    4. Reject attendees that are unprepared
    Create an agenda and send material in advance for everyone to be prepared. This way, the discussion can begin at the start of the meeting and no one needs to be “brought up to speed.” Pittampalli says that agendas need to state the problem, the alternatives and what decisions will be made at the meeting.

    5. Create committed action plans
    Pittampalli insists that every meeting should have a plan of action at its conclusion including: What action is being committed to, who is responsible for each action and when will it be completed?

    6. Work with brainstorms
    Pittampalli has detailed guidelines around how brainstorming exists inside effective meetings. These include only inviting people that are passionate about the idea and who can praise other people’s ideas liberally. Most importantly, use a strong outside facilitator that can lead a timely brainstorming session.

    I know it’s a challenging list considering all of the meeting-happy businesses out there, but I never met anyone yet who says honestly that they “love meetings.”  I am always thinking of ways to make the meeting process less painful, and I’d welcome your tips in the comments below.


    Tips for Women Business Leaders to Disagree in a Positive Way

    June 29th, 2012

    Photo by takomabibelot

    For women business leaders, understanding yourself is the key to evaluating how you will react in group situations where you may not agree with what you are hearing. I was recently challenged by someone who was not happy with an action that I had taken. My immediate reaction was to get into a defensive position by defending my actions. I came away from the encounter feeling insecure and angry. When I actually stopped to analyze what had taken place I realized that, firstly, I had not been approached with diplomacy and secondly, my reaction was emotional.

    This is what I should have done; listen, process and buy time by saying, “I hear you but I may not actually agree with you.” This would have taken me beyond emotion into a logical place where the issue may have been efficiently solved.

    Here are some positive ways to intentionally disagree, condensed from a Forbes blog:

    Share your knowledge so others benefit
    Speak up to share your knowledge and expertise, and don’t let the fears of disagreement stop you. Make yourself a part of the conversation. People want to hear what you have to say.

    Mirror the person who is disagreeing
    When the person who disagrees with you speaks, make sure to respond by repeating what he or she has said word for word. For example, “Correct me if I’m wrong, but what you are saying is…” Once they’re under the impression that others are listening to and understanding them, they are then able to listen more carefully to what you have to say.
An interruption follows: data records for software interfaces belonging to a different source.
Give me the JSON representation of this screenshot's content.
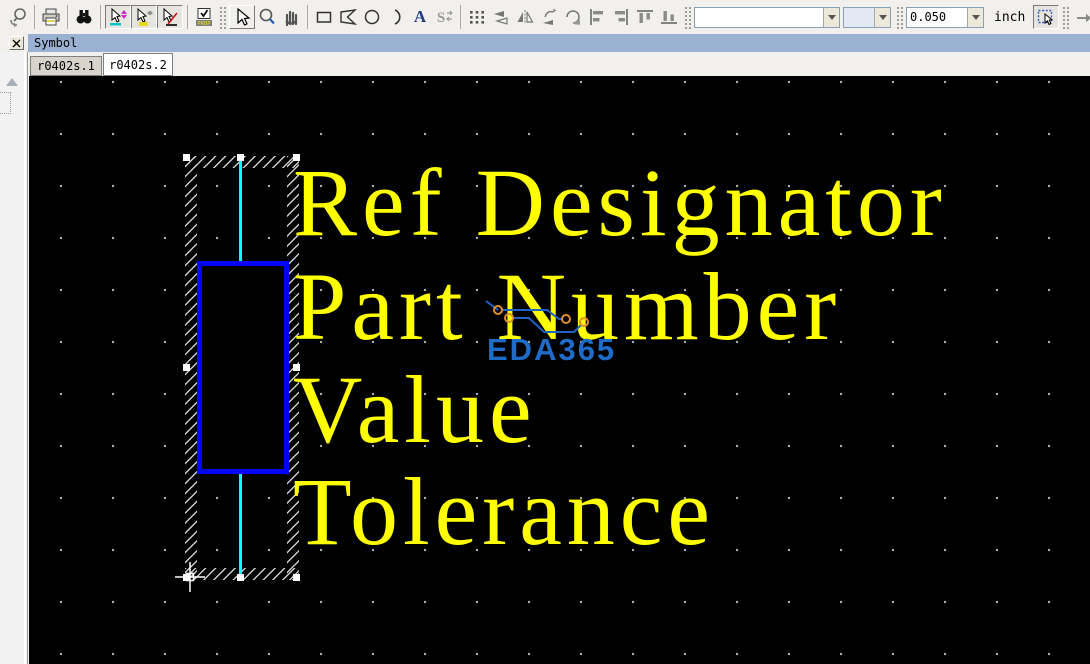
{
  "toolbar": {
    "scale_combo": {
      "value": "0.050"
    },
    "unit_label": "inch",
    "empty_combo_1": "",
    "empty_combo_2": "",
    "text_tool_label": "A",
    "shape_tool_label": "S",
    "abc_label": "ABC",
    "icons": [
      "zoom-redisplay-icon",
      "print-icon",
      "find-icon",
      "snap-move-icon",
      "snap-mirror-icon",
      "snap-rotate-icon",
      "prop-edit-icon",
      "pointer-icon",
      "zoom-in-icon",
      "pan-icon",
      "rect-icon",
      "polygon-icon",
      "circle-icon",
      "arc-icon",
      "text-icon",
      "shape-select-icon",
      "grid-icon",
      "flip-icon",
      "mirror-icon",
      "spin-icon",
      "rotate-icon",
      "align-left-icon",
      "align-right-icon",
      "align-top-icon",
      "align-bottom-icon",
      "select-rect-icon",
      "next-icon",
      "abc-next-icon",
      "step-icon"
    ]
  },
  "symbol_panel": {
    "title": "Symbol",
    "close_glyph": "✕"
  },
  "tabs": [
    {
      "label": "r0402s.1",
      "active": false
    },
    {
      "label": "r0402s.2",
      "active": true
    }
  ],
  "canvas": {
    "labels": [
      "Ref Designator",
      "Part Number",
      "Value",
      "Tolerance"
    ],
    "watermark_text": "EDA365",
    "colors": {
      "label_text": "#FFFF00",
      "pin_line": "#00FFFF",
      "body_rect": "#0000FF",
      "watermark": "#1E6BC8",
      "background": "#000000"
    }
  }
}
    Validate the person who is disagreeing
    As you respond with a conflicting opinion; first explain to the person that you understand what he or she is saying with a phrase such as “It makes sense to me that.” It helps you understand more fully the point of view that is different from your own. And it lowers people’s defenses so that they are open to what you have to say.

    Be prepared for contrary viewpoints
    Before attending a meeting in which disagreement might occur, imagine some potential reasons why others might question your point of view. Then come up with sound and logical arguments to counter these viewpoints.

    I know that I have to intentionally disconnect my feelings in tense situations, but it is not always that easy. The ideas here can be used as your own personal exercise prior to meetings to help prepare for potential disagreements. What techniques do you use to diffuse disagreements?